Before Performance Score
Before Table Analysis of embedded youtube videos
Before Table Analysis of embedded youtube videos

A very basic blog post with two Youtube videos is 1.5 MB in size. That is a rather large page for a client to download and render. Notice that 65% of the content by size is from Youtube and 29 requests were from Google domains.

3 Performance with Lazy Loading

After Performance Score
After Performance Score
After Table Analysis of embedded youtube videos
After Table Analysis of embedded youtube videos

After lazy loading Youtube videos I was able to reduce the size of this blog post by nearly 1 MB. This also decreased the page load time by 75%. Additional tests show’s that each embedded youtube video consumes around 500 KB. Using the lazy loading method you can slash that 500 KB to a mere 100 KB– size of just the thumbnail.

4 Code Used

4.1 Javascript

This is some basic JavaScript code which selects all of the “youtube” embedded videos on our page and adds a play button handler. When the button is clicked, it updates the div to have an Iframe with the appropriate embedded youtube video. If you are already using jQuery, you could use that but, I did not since the goal of this is to optimize the page load time. The jQuery library is nearly 50 KB.

    ( function() {

        var youtube = document.querySelectorAll( ".youtube" );

        for (var i = 0; i < youtube.length; i++) {

            var source = ""+ youtube[i].dataset.embed +"/sddefault.jpg";

            var image = new Image();
            image.src = source;
            image.addEventListener( "load", function() {
                youtube[ i ].appendChild( image );
            }( i ) );

            youtube[i].addEventListener( "click", function() {

                var iframe = document.createElement( "iframe" );

                iframe.setAttribute( "frameborder", "0" );
                iframe.setAttribute( "allowfullscreen", "" );
                iframe.setAttribute( "src", ""+ this.dataset.embed +"?rel=0&showinfo=0&autoplay=1" );

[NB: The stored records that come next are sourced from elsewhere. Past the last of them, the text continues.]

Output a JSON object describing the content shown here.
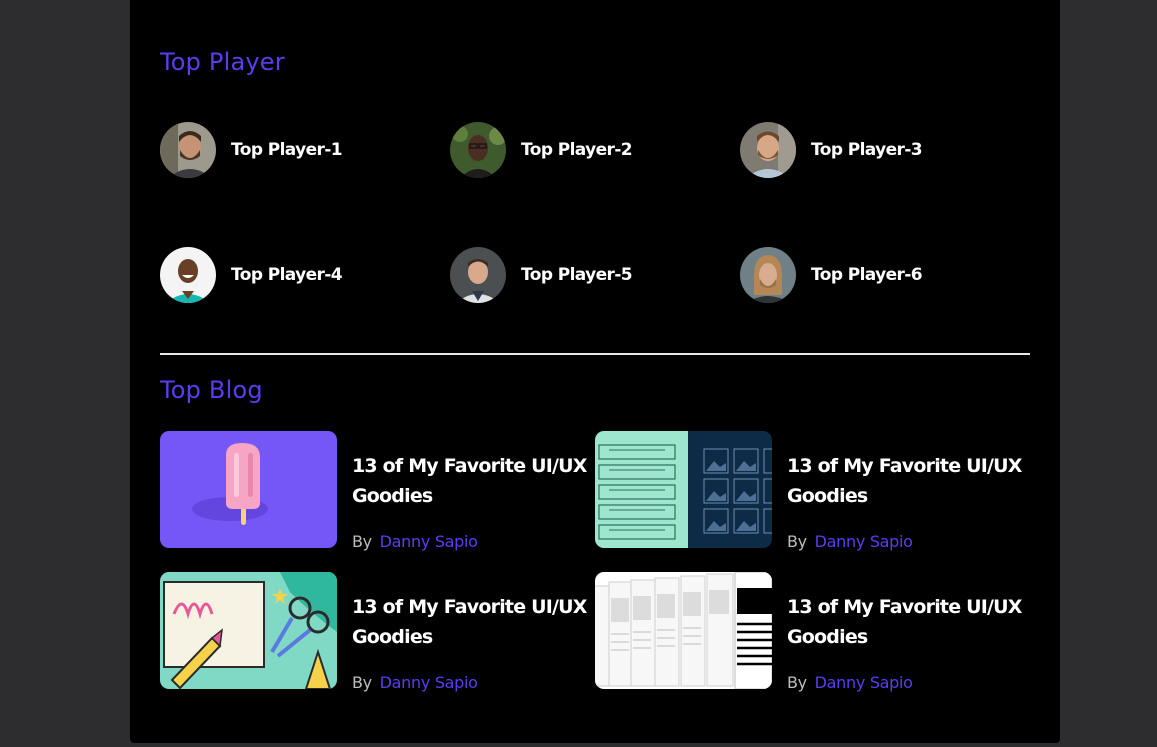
{
  "colors": {
    "page_bg": "#2d2c2f",
    "panel_bg": "#000000",
    "accent": "#5b3df0",
    "text": "#ffffff",
    "muted": "#bdbdbd"
  },
  "top_player": {
    "title": "Top Player",
    "players": [
      {
        "name": "Top Player-1",
        "avatar": "avatar-smiling-bearded-man"
      },
      {
        "name": "Top Player-2",
        "avatar": "avatar-man-with-glasses-green-background"
      },
      {
        "name": "Top Player-3",
        "avatar": "avatar-smiling-man-with-beard"
      },
      {
        "name": "Top Player-4",
        "avatar": "avatar-laughing-man-white-background"
      },
      {
        "name": "Top Player-5",
        "avatar": "avatar-smiling-man-dark-background"
      },
      {
        "name": "Top Player-6",
        "avatar": "avatar-man-with-long-hair"
      }
    ]
  },
  "top_blog": {
    "title": "Top Blog",
    "posts": [
      {
        "title": "13 of My Favorite UI/UX Goodies",
        "by_label": "By",
        "author": "Danny Sapio",
        "thumbnail": "popsicle-illustration"
      },
      {
        "title": "13 of My Favorite UI/UX Goodies",
        "by_label": "By",
        "author": "Danny Sapio",
        "thumbnail": "wireframe-layout-illustration"
      },
      {
        "title": "13 of My Favorite UI/UX Goodies",
        "by_label": "By",
        "author": "Danny Sapio",
        "thumbnail": "crafts-scissors-illustration"
      },
      {
        "title": "13 of My Favorite UI/UX Goodies",
        "by_label": "By",
        "author": "Danny Sapio",
        "thumbnail": "original-documents-illustration"
      }
    ]
  }
}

                this.innerHTML = "";
                this.appendChild( iframe );
            } );

    } )();

4.2 CSS

This CSS defines how the embedded youtube video looks before you click the play button.

.wrapper {
  max-width: 680px;
  margin: 60px auto;
  padding: 0 20px;

.youtube {
  background-color: #000;
  margin-bottom: 30px;
  position: relative;
  padding-top: 56.25%;
  overflow: hidden;
  cursor: pointer;
.youtube img {
  width: 100%;
  top: -16.82%;
  left: 0;
  opacity: 0.7;
.youtube .play-button {
  width: 90px;
  height: 60px;
  background-color: #333;
  box-shadow: 0 0 30px rgba( 0,0,0,0.6 );
  z-index: 1;
  opacity: 0.8;
  border-radius: 6px;
.youtube .play-button:before {
  content: "";
  border-style: solid;
  border-width: 15px 0 15px 26.0px;
  border-color: transparent transparent transparent #fff;
.youtube img,
.youtube .play-button {
  cursor: pointer;
.youtube img,
.youtube iframe,
.youtube .play-button,
.youtube .play-button:before {
  position: absolute;
.youtube .play-button,
.youtube .play-button:before {
  top: 50%;
  left: 50%;
  transform: translate3d( -50%, -50%, 0 );
.youtube iframe {
  height: 100%;
  width: 100%;
  top: 0;
  left: 0;

4.2.1 Example

4.3 HTML

Rather than use the embed code that youtube provides, you have to use the following code to integrate with the CSS and JS written. All you need from the youtube video is the ID which appears in the link associated with that video.

<div class="wrapper">
    <div class="youtube" data-embed="DoDaHmyIPvQ">
        <div class="play-button"></div>

4.4 Node Templating Stuff

When witting blog posts in Markdown, it is not convenient to include 5 lines of HTML to embed a video. On my node server I wrote some code to convert a simpler “youtube tag” into the 5 lines of HTML shown above. This is completely optional.

//regular expression to detect custom youtube video tag
//<youtube src="" />
var re = /\<youtube .*?>/;

//result is a string which contains a HTML document

while ( != -1)
    var ytid = result.substring( + 14, 11 + 14);
    var youtubeHTML = "<div class=\"wrapper\">\n" +
        "\t<div class=\"youtube\" data-embed=\"" +
         ytid +
        "\" />\n" +
        "\t\t<div class=\"play-button\"></div>\n" +
        "\t</div>\n" +

    var original = "<youtube src=\"" + ytid + "\" />";

    result = result.split(original).join(youtubeHTML);